But he added that the initiatives taken by the government, including JobKeeper, a programme similar to the UK’s furlough scheme, “have saved lives and livelihoods”.
Mr Frydenberg said on Thursday that the programme had helped 3.5 million people.
But he expected the unemployment rate to pass 9% by Christmas, despite encouraging signs in some states which have been reopening businesses as they gain some control over the virus.
He said: “We do know that as the economy opens up and restrictions are eased, jobs are being found.”
It comes as Australia’s second-most populous state of Victoria reported five more deaths from the coronavirus, taking the death toll there to 49.
Some 403 new cases were recorded overnight, a day after the state posted its biggest daily increase of 484 new cases.
Two weeks ago Victoria’s largest city of Melbourne was forced into a partial lockdown for six weeks as cases surged.
Face masks are now mandatory for residents outside their homes in metropolitan Melbourne and Mitchell Shire, with those breaking the rules risking a $200 (£112) fine.
Premier Daniel Andrews described the situation as a “public health bushfire”, recalling the state’s devastating bushfires last summer.
He told reporters on Thursday: “People are dying. We’ve all got a stake in this.
“Whatever motivates you – avoidance of a fine, protection of your health or the health of a loved one, or just getting out of this quicker – do the right thing.”

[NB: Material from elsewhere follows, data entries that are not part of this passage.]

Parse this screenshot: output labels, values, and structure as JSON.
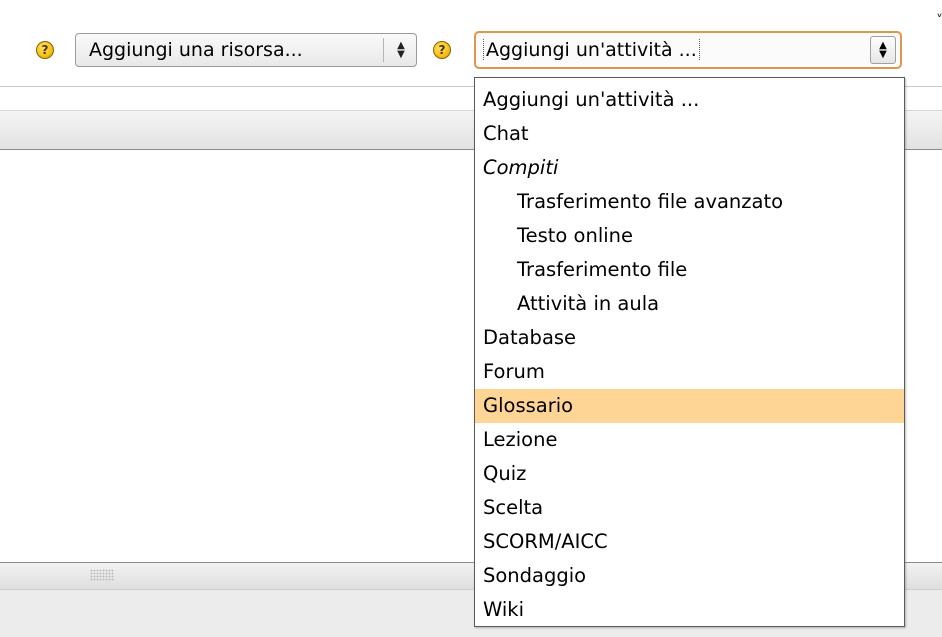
{
  "toolbar": {
    "corner_glyph": "˅",
    "help_icon_glyph": "?",
    "help_icon": "help-icon",
    "resource_select": {
      "value": "Aggiungi una risorsa...",
      "arrow_up": "▲",
      "arrow_down": "▼"
    },
    "activity_select": {
      "value": "Aggiungi un'attività ...",
      "arrow_up": "▲",
      "arrow_down": "▼",
      "focus_color": "#e0954a"
    }
  },
  "dropdown": {
    "highlight_color": "#ffd596",
    "options": [
      {
        "label": "Aggiungi un'attività ...",
        "kind": "option"
      },
      {
        "label": "Chat",
        "kind": "option"
      },
      {
        "label": "Compiti",
        "kind": "group"
      },
      {
        "label": "Trasferimento file avanzato",
        "kind": "suboption"
      },
      {
        "label": "Testo online",
        "kind": "suboption"
      },
      {
        "label": "Trasferimento file",
        "kind": "suboption"
      },
      {
        "label": "Attività in aula",
        "kind": "suboption"
      },
      {
        "label": "Database",
        "kind": "option"
      },
      {
        "label": "Forum",
        "kind": "option"
      },
      {
        "label": "Glossario",
        "kind": "option",
        "highlighted": true
      },
      {
        "label": "Lezione",
        "kind": "option"
      },
      {
        "label": "Quiz",
        "kind": "option"
      },
      {
        "label": "Scelta",
        "kind": "option"
      },
      {
        "label": "SCORM/AICC",
        "kind": "option"
      },
      {
        "label": "Sondaggio",
        "kind": "option"
      },
      {
        "label": "Wiki",
        "kind": "option"
      }
    ]
  }
}
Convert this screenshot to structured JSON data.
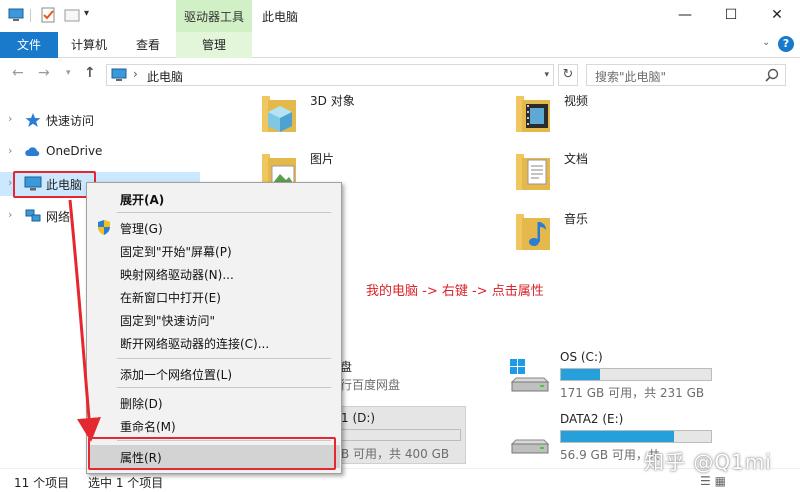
{
  "window": {
    "title": "此电脑",
    "contextual_tab_group": "驱动器工具",
    "controls": {
      "minimize": "—",
      "maximize": "☐",
      "close": "✕"
    }
  },
  "quick_access_toolbar": {
    "dropdown": "▾"
  },
  "ribbon": {
    "tabs": {
      "file": "文件",
      "computer": "计算机",
      "view": "查看",
      "manage": "管理"
    },
    "collapse_toggle": "⌄",
    "help": "?"
  },
  "address": {
    "back": "←",
    "forward": "→",
    "history": "▾",
    "up": "↑",
    "separator": "›",
    "path": "此电脑",
    "dropdown": "▾",
    "refresh": "↻",
    "search_placeholder": "搜索\"此电脑\""
  },
  "nav_pane": {
    "items": [
      {
        "label": "快速访问",
        "icon": "star-icon",
        "chevron": "›"
      },
      {
        "label": "OneDrive",
        "icon": "cloud-icon",
        "chevron": "›"
      },
      {
        "label": "此电脑",
        "icon": "computer-icon",
        "chevron": "›"
      },
      {
        "label": "网络",
        "icon": "network-icon",
        "chevron": "›"
      }
    ]
  },
  "folders": [
    {
      "label": "3D 对象",
      "icon": "3d-objects-folder-icon"
    },
    {
      "label": "视频",
      "icon": "videos-folder-icon"
    },
    {
      "label": "图片",
      "icon": "pictures-folder-icon"
    },
    {
      "label": "文档",
      "icon": "documents-folder-icon"
    },
    {
      "label": "音乐",
      "icon": "music-folder-icon"
    }
  ],
  "annotation": "我的电脑 -> 右键 -> 点击属性",
  "drives": [
    {
      "name": "OS (C:)",
      "info": "171 GB 可用，共 231 GB",
      "used_fraction": 0.26
    },
    {
      "name": "DATA2 (E:)",
      "info": "56.9 GB 可用，共 ",
      "used_fraction": 0.75
    }
  ],
  "partial_items": {
    "baidu_title": "盘",
    "baidu_sub": "行百度网盘",
    "d_drive_name": "1 (D:)",
    "d_drive_info": "B 可用，共 400 GB"
  },
  "context_menu": {
    "items": [
      {
        "label": "展开(A)"
      },
      {
        "label": "管理(G)"
      },
      {
        "label": "固定到\"开始\"屏幕(P)"
      },
      {
        "label": "映射网络驱动器(N)..."
      },
      {
        "label": "在新窗口中打开(E)"
      },
      {
        "label": "固定到\"快速访问\""
      },
      {
        "label": "断开网络驱动器的连接(C)..."
      },
      {
        "label": "添加一个网络位置(L)"
      },
      {
        "label": "删除(D)"
      },
      {
        "label": "重命名(M)"
      },
      {
        "label": "属性(R)"
      }
    ]
  },
  "status_bar": {
    "count": "11 个项目",
    "selected": "选中 1 个项目",
    "view_toggle": "☰ ▦"
  },
  "watermark": "知乎 @Q1mi",
  "colors": {
    "accent": "#1979ca",
    "selection": "#cce8ff",
    "highlight_red": "#e5272f",
    "drive_bar": "#26a0da",
    "contextual_tab": "#d2f0c6"
  }
}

He added that nobody had any excuse not to follow the rules, rejecting claims that some people might not be aware of them.